Nearly all diseases are driven by genetic mutations. Thousands of diseases, including certain cancers, are considered “undruggable” with current small molecule and biologic approaches. That’s because these drugs target the proteins that are causing the disease and not the underlying genetic mutations.
Founded in 2018, NeuBase Therapeutics is taking a different approach by “drugging the genome” to treat rare and common diseases. NeuBase is designing genetic medicines to selectively interact with genetic mutations at the DNA or RNA level that do not alter the genome (like CRISPR).
Many genetic medicines have a delivery problem.

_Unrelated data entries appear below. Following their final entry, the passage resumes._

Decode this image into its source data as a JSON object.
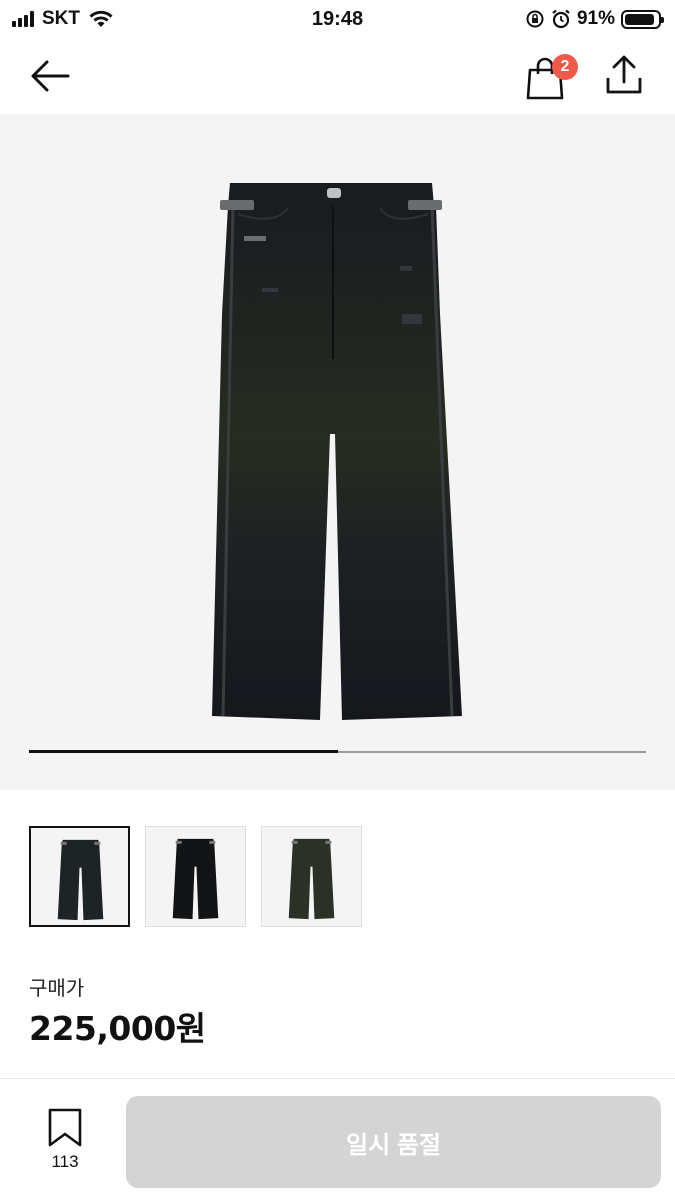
{
  "status_bar": {
    "carrier": "SKT",
    "time": "19:48",
    "battery_percent": "91%",
    "battery_level": 0.91
  },
  "nav": {
    "back_icon": "arrow-left-icon",
    "cart_icon": "shopping-bag-icon",
    "cart_badge": "2",
    "share_icon": "share-upload-icon"
  },
  "gallery": {
    "progress": 0.5,
    "selected_index": 0,
    "thumbnails": [
      {
        "variant": "washed-black",
        "selected": true
      },
      {
        "variant": "black",
        "selected": false
      },
      {
        "variant": "olive-black",
        "selected": false
      }
    ]
  },
  "price": {
    "label": "구매가",
    "value": "225,000원"
  },
  "bottom_bar": {
    "wishlist_icon": "bookmark-icon",
    "wishlist_count": "113",
    "buy_label": "일시 품절"
  },
  "colors": {
    "badge": "#f05a4b",
    "disabled_button": "#d4d4d4",
    "image_background": "#f4f4f4"
  }
}
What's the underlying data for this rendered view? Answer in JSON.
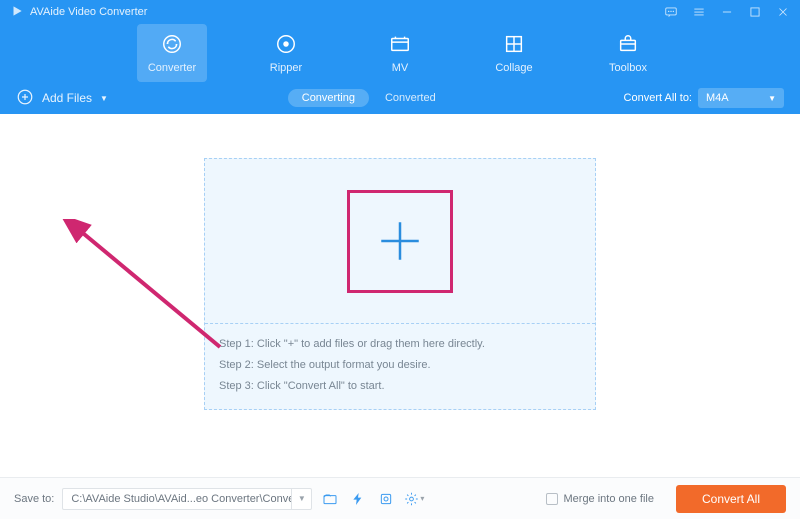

When dosed systemically they often get filtered by the liver or kidneys, but NeuBase has designed molecules that can be delivered broadly throughout the body after intravenous (IV) or subcutaneous (SC) injection. Furthermore, NeuBase is developing therapeutics that can selectively engage with the genetic mutation driving disease. For example, in Huntington’s disease, a toxic form of the huntingtin protein is made that causes neuronal cell death. However, huntingtin protein is essential for cell function, so inhibiting both the mutant and normal gene could cause issues. But by solving these two major hurdles in genetic medicines through whole-body delivery after IV or SC injection, NeuBase hopes to rapidly advance their research to make meaningful, durable, disease-modifying treatments.
This year, the company made significant advancements in preclinical research and currently has three drug development programs for myotonic dystrophy, type 1 (DM1); Huntington’s disease (HD); and cancers with KRAS mutations. By the end of next year, NeuBase is looking to file an investigational new drug (IND) application with the FDA to begin clinical trials for a first-in-class genetic medicine for the treatment of DM1.